"We're not corporatizing or privatizing air traffic control," said House Transportation and Infrastructure Committee chairman Bud Shuster, R-Pa., earlier this year. In March, 94 Democrats and 28 Republicans sent a letter to the House and Senate Budget Committees recommending continued federal support for Amtrak.
In April, the Clinton Administration dropped a proposal to privatize part of the Social Security disability claims process in the face of opposition from the American Federation of State, County and Municipal Employees.

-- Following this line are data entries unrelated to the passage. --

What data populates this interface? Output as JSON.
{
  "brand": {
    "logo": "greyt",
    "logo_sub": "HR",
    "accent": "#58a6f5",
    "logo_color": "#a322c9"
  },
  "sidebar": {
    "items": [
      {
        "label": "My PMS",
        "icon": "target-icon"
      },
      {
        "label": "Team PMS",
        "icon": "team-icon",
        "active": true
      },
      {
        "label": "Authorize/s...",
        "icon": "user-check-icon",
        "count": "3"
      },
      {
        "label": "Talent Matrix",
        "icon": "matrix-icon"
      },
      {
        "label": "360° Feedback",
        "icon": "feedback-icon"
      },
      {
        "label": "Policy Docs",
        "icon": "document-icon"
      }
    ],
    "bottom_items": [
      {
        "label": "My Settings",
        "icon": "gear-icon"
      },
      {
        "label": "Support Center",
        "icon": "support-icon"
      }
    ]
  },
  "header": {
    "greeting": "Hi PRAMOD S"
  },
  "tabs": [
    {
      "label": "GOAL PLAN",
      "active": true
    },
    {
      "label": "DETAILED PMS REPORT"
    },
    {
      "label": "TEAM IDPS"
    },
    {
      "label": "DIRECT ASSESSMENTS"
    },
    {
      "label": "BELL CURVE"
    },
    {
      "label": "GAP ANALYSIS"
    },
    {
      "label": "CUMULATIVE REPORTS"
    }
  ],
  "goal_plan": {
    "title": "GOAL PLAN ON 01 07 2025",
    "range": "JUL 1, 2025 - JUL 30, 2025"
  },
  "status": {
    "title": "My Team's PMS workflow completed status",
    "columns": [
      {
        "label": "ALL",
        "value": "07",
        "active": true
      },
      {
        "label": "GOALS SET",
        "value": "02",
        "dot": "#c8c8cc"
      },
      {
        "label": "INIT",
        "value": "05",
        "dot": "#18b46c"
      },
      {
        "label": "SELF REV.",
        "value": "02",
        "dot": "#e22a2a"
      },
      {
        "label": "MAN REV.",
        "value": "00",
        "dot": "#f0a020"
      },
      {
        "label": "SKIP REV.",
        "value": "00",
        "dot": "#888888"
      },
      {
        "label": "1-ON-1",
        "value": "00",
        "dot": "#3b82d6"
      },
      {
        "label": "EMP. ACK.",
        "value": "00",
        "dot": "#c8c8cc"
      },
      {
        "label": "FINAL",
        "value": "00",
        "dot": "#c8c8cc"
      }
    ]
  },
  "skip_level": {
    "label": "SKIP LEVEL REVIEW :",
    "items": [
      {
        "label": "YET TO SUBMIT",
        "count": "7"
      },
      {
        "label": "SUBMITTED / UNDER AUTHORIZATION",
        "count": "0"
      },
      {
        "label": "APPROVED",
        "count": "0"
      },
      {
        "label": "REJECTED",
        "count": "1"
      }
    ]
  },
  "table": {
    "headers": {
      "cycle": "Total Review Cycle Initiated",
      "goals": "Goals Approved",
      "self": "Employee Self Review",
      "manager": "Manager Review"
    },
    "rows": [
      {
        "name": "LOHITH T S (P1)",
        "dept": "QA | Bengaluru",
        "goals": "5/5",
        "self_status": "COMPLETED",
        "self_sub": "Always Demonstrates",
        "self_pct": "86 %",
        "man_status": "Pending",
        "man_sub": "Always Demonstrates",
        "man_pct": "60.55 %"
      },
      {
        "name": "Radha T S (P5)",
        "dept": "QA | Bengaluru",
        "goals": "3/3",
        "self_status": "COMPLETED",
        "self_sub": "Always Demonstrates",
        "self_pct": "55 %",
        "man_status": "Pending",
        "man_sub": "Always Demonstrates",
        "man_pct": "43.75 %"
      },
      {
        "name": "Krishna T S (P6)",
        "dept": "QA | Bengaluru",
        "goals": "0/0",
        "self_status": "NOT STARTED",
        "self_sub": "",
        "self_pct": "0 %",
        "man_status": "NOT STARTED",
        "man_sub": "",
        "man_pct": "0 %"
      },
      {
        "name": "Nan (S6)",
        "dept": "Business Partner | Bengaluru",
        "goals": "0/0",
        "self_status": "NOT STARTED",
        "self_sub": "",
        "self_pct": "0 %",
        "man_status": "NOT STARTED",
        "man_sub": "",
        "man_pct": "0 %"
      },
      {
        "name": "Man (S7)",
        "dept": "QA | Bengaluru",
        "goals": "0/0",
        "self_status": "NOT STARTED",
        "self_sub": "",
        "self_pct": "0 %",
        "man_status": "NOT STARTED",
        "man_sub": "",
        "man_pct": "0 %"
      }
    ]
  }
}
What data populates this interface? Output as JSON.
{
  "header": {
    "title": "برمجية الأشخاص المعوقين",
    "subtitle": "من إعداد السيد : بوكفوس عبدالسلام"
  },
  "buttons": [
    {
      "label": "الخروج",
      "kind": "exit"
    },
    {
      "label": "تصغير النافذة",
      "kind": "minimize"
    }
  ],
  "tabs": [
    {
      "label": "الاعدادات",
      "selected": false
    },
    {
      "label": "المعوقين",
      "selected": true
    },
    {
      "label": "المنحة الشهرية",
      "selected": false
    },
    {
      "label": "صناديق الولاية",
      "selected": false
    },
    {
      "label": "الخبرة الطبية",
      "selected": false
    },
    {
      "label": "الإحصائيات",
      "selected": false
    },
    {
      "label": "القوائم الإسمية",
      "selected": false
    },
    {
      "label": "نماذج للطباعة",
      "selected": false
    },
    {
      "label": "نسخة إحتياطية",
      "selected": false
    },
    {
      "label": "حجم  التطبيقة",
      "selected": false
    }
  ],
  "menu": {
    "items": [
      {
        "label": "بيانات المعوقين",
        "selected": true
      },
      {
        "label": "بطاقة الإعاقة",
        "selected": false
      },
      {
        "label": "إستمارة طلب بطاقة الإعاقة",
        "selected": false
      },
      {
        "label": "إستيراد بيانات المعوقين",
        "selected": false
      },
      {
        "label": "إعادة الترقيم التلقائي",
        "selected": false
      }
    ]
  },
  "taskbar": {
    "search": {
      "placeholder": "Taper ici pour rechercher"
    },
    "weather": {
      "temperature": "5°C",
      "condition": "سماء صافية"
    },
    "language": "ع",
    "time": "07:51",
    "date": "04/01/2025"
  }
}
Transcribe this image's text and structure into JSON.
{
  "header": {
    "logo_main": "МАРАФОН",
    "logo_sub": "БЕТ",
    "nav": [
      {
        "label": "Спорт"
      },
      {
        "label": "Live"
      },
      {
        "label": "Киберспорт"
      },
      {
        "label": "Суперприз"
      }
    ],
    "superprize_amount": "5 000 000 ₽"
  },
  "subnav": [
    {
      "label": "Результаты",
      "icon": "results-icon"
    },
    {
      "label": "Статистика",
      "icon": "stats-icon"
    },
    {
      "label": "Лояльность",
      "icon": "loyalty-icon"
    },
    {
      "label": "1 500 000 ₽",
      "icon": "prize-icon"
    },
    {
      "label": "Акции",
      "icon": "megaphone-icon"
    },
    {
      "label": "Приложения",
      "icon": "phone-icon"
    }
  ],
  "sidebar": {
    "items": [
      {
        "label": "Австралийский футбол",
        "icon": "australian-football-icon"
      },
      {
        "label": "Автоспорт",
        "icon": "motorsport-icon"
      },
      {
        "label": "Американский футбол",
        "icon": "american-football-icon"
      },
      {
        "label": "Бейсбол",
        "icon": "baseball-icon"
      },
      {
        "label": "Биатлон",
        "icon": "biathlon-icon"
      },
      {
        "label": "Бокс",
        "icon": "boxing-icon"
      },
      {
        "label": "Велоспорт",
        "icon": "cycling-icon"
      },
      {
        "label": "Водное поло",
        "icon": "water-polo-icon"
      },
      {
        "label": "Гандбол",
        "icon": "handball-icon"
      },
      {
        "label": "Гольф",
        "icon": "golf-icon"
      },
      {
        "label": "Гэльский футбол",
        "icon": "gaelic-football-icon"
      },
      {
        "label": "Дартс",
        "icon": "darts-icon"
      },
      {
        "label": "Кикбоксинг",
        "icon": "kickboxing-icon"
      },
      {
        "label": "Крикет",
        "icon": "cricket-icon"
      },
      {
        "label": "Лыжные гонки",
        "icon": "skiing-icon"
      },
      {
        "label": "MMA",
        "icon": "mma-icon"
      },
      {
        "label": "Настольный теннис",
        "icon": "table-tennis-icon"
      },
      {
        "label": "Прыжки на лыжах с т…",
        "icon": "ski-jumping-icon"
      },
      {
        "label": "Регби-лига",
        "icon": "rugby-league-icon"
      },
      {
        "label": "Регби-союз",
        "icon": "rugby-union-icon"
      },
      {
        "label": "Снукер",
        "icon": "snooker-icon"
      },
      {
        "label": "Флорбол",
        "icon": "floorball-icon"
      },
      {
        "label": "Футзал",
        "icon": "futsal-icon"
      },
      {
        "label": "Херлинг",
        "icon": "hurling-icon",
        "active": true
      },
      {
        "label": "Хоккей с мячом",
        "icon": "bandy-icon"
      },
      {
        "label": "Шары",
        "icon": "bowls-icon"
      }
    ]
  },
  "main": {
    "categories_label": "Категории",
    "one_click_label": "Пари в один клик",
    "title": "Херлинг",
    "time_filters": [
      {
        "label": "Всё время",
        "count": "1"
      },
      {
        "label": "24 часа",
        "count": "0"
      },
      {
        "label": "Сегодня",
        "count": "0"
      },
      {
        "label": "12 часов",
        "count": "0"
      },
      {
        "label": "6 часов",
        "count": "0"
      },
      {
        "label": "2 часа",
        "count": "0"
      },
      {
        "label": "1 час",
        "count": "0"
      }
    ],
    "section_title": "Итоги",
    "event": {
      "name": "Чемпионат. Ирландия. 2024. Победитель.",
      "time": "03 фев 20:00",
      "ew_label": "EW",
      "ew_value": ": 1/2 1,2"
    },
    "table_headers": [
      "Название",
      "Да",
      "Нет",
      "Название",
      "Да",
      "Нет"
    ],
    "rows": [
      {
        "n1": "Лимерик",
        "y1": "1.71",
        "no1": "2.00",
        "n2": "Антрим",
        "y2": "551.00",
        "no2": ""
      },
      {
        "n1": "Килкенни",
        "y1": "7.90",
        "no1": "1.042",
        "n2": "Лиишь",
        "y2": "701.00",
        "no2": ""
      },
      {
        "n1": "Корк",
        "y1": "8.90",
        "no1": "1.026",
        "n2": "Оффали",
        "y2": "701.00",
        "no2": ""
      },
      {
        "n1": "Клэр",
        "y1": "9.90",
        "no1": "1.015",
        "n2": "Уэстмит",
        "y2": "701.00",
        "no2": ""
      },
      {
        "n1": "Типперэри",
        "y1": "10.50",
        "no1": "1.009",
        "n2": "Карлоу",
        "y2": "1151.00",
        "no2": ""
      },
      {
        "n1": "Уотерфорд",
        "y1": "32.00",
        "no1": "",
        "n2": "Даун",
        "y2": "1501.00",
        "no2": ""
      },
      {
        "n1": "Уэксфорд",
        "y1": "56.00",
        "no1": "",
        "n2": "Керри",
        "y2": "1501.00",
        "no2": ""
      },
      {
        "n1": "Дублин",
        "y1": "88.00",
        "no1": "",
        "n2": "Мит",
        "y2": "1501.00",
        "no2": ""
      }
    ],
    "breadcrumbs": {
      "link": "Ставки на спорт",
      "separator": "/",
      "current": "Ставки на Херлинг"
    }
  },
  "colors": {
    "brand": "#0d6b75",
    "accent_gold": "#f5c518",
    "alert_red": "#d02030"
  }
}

For political reasons, huge parts of the government that clearly duplicate private-sector services, such as the VA hospital system, aren't even considered candidates for privatization. The Tennessee Valley Authority, long a target of privatizers, has been largely excluded from the current debate, Klug notes, perhaps because it is located in the home state of the Vice President and two Republican Senators.
Klug has prepared a long list of agencies that, like DOE, are prevented from even considering privatization. Overturning such barriers -- not to mention writing bills to allow agencies to actually sell assets -- will take a lot of legislative grunt work. Agencies aren't convinced it will happen.
Before they found out their training operation wasn't worth anything, OPM officials had considered writing legislation asking for the authority to sell it. But they decided Congress would be unlikely to take up the proposal while it was busy dealing with all the big-ticket items in the GOP's Contract with America. "We thought Congress would be so tied up with its own agenda that it would be difficult, if not impossible, to get their attention," says Kirke Harper, an OPM executive who headed the training privatization effort.
Nevertheless, Klug is convinced that the House can lead an effort to force a series of large-scale privatizations through the budget process. This spring, he worked with the House Budget Committee on a proposal to cut DOE's budget by an amount equal to the estimated value of the power marketing administrations. "If [the PMAs' defenders] have to come up with billions of dollars somewhere else to save them," he says, "I don't think they'll have any real choice but to do what we want them to do."
Klug insists he has no illusions about how difficult the privatization process will be. "Programs tend to survive," he says, "because along the way they have developed new protectors." The key, Klug argues, is not trying to do too much too fast.
"I want to use a rifle rather than a shotgun," he says. "We need to pick off four or five big targets first." But, he concedes, "No matter where you look, somebody's going to be mad."
By Tom Shoop
June 1, 1995